The Final Decision

Continuing the trend of ever-changing DTA law, on August 20, 2015, the Washington State Supreme Court reversed Trujillo in a decision referred to as Trujillo II. Trujillo v. Northwest Trustee Services, Inc., 183 Wn.2d 820, 355 P.3d 1100 (2015). In Trujillo II, the Supreme Court determined that the declaration of the noteholder was ambiguous because it stated that the beneficiary is the “actual holder of the promissory note or other obligation.” (emphasis added).  A trustee’s reliance on an ambiguous declaration is a violation of the trustee’s duty to the borrower and therefore a violation of the DTA. As a violation of the DTA, reliance on the declaration gives rise to a CPA claim. The beneficiary declaration used by NWTS to commence the Meyers’ foreclosure also included this ambiguous language and could be deemed a violation of the DTA. NWTS would have to prove that they relied on additional information confirming the beneficiary was the owner of the note prior to the initiation of the foreclosure.

After briefing by both sides, Ann T. Marshall, Esq., with Anglin Flewelling Rasmussen Campbell & Trytten LLP (AFRCT) filed an amicus curie brief on behalf of the UTA. Despite the 10 issues asserted by the Meyers, including the change in Trujillo II, the Ninth Circuit’s majority memorandum decision is based solely on the issue of judicial estoppel. The Ninth Circuit finally agreed that the Meyers were barred from bringing claims against NWTS because they failed to amend their schedules after obtaining enough facts evidencing their potential claims against NWTS. Upon the filing of the adversary proceeding, the Meyers should have also amended their schedules in order to apprise the bankruptcy court and their creditors of the claims. 

With this decision, trustees could nip some costly and frivolous actions by borrowers in the bud. Once served with a complaint, a trustee, or their counsel, should first review a borrower’s bankruptcy status and history. If, while they were in active bankruptcy, the borrower was aware of the facts giving rise to their claims  their action should be dismissed. 

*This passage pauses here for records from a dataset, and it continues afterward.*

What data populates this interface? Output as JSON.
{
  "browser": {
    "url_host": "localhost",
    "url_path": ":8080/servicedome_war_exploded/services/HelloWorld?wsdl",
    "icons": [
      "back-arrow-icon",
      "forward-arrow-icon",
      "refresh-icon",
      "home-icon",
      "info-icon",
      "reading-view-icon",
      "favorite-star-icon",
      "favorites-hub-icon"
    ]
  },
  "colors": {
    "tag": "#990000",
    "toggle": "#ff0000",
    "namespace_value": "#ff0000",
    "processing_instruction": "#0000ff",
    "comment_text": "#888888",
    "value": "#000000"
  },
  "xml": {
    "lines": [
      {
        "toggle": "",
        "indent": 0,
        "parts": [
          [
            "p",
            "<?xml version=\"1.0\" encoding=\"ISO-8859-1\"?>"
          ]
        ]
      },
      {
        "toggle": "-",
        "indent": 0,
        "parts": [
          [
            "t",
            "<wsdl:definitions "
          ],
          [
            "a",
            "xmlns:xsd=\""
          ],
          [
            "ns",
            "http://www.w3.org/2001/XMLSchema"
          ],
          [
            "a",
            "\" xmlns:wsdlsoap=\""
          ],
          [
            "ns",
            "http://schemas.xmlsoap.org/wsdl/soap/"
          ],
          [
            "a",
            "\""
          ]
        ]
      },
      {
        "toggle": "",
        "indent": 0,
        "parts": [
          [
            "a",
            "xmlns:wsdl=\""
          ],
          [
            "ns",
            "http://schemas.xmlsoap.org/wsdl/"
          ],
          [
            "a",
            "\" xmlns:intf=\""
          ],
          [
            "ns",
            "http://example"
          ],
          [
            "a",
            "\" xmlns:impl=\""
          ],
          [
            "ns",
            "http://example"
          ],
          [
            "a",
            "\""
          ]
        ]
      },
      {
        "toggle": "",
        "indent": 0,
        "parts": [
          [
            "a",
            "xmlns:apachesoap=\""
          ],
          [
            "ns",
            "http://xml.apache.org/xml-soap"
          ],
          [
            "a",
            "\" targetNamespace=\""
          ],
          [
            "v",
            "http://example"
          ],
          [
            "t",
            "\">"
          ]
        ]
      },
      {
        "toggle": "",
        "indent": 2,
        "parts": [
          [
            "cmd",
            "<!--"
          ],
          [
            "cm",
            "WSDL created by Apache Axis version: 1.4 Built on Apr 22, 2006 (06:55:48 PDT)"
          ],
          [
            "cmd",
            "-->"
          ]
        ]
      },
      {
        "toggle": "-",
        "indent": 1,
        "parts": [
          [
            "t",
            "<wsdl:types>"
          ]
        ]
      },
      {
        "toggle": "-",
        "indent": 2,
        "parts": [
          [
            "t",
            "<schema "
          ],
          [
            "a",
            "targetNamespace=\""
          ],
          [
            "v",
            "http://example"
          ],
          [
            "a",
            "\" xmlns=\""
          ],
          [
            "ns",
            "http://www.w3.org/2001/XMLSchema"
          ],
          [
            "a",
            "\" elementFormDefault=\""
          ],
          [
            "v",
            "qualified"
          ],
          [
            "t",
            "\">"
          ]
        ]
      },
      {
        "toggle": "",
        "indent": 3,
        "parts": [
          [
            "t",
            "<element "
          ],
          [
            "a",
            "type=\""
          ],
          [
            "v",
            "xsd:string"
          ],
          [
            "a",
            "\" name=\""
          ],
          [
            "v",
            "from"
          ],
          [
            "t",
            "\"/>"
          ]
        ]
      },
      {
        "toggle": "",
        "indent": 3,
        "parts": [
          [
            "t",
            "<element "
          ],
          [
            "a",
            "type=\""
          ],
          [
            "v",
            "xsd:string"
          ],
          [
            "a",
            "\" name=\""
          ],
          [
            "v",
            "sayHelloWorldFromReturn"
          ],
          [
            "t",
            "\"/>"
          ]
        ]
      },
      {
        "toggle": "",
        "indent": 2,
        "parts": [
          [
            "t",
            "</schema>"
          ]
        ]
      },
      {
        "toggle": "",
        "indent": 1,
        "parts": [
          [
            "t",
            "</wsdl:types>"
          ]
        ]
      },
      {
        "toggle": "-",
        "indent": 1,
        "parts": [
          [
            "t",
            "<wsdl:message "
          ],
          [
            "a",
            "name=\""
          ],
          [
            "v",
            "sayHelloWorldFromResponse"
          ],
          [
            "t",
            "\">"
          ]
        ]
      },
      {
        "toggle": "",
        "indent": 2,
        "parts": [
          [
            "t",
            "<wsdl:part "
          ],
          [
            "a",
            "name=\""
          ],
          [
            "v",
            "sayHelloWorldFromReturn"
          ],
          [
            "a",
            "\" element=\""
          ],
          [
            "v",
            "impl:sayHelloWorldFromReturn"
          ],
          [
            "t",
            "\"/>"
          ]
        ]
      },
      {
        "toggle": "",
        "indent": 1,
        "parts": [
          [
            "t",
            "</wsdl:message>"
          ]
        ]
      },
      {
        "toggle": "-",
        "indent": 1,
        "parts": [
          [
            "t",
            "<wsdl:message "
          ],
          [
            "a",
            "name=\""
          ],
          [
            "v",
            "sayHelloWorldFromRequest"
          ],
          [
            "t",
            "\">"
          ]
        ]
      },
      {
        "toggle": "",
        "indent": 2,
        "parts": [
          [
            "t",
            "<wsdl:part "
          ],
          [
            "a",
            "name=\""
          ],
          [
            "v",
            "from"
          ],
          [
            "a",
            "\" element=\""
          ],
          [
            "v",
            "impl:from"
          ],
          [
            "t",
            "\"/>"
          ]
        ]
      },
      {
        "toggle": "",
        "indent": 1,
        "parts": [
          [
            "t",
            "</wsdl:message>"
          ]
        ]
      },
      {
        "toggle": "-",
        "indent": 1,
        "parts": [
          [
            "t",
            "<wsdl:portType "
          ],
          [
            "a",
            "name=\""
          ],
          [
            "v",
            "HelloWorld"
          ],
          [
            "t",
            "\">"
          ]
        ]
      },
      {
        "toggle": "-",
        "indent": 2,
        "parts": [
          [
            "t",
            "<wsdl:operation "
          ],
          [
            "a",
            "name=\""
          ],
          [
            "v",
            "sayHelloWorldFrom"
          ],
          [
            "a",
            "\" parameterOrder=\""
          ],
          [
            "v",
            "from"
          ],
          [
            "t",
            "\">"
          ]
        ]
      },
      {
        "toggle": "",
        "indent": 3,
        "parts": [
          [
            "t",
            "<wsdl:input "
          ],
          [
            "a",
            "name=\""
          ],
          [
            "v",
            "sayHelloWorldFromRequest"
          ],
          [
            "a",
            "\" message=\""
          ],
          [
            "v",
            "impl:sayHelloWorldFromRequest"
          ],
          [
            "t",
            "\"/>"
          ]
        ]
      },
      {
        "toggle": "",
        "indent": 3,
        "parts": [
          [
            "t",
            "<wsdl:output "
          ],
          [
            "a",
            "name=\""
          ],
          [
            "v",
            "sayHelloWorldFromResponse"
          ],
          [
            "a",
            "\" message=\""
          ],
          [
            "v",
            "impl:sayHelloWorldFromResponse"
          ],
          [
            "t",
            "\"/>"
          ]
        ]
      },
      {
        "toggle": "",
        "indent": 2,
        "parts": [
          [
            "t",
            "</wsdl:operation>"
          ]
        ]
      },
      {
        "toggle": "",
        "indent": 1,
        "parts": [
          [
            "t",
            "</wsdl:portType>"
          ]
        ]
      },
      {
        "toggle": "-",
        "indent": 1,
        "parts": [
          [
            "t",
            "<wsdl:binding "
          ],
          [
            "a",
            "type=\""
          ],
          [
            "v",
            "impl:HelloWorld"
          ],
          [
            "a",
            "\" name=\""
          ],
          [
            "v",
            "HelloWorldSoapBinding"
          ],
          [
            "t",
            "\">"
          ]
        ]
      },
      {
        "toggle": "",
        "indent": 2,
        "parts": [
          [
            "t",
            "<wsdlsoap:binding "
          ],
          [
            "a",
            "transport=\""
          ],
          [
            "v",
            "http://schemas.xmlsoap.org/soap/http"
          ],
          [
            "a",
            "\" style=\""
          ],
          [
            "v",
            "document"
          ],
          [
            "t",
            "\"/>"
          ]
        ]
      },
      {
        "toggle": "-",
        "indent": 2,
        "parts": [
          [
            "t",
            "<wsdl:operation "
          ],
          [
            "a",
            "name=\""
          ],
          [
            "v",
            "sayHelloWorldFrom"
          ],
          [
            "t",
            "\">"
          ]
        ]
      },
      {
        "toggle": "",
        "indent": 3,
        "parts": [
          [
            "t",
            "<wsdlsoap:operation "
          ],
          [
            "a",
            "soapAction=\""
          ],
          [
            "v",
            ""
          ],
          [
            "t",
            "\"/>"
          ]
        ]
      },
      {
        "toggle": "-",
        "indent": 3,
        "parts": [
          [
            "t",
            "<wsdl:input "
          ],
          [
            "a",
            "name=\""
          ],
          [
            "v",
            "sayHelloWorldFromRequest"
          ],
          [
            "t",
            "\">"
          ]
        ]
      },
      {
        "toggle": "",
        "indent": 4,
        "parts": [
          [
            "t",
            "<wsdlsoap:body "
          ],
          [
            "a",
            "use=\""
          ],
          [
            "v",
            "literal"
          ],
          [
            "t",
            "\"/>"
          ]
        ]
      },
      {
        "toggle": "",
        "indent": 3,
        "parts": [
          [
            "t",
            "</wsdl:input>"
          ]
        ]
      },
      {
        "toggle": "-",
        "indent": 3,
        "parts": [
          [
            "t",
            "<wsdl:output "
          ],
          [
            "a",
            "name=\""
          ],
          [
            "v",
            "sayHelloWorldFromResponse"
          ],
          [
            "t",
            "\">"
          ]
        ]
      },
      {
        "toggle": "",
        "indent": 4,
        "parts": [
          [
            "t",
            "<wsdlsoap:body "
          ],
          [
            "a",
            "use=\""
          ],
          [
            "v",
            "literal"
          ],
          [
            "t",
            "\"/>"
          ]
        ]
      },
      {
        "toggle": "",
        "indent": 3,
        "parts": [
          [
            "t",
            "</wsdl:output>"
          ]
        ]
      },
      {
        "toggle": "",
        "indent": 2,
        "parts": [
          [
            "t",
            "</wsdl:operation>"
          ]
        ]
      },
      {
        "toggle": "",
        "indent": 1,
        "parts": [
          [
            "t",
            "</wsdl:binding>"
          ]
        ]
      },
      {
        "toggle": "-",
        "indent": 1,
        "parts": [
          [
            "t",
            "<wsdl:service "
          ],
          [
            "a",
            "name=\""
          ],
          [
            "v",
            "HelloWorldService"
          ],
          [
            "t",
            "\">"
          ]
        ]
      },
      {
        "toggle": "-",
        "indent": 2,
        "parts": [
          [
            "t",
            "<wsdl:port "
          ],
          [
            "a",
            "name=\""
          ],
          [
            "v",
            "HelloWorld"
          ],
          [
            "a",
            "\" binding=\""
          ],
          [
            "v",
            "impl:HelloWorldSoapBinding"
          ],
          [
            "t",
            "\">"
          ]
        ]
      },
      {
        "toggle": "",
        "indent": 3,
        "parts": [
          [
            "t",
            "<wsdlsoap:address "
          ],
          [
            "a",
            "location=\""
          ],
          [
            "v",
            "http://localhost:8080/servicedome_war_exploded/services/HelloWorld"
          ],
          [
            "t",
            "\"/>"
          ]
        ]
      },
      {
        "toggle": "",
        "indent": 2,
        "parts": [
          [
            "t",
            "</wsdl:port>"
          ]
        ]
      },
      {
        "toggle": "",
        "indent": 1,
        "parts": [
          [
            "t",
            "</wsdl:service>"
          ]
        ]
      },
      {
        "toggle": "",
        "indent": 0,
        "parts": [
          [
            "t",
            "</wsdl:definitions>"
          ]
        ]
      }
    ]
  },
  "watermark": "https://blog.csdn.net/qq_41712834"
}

Ideally, the Ninth Circuit would have published this decision so that it could be used as precedent on future matters. Nonetheless, the cases cited in the decision and its rationale can be used to protect trustees in other matters within the Ninth Circuit.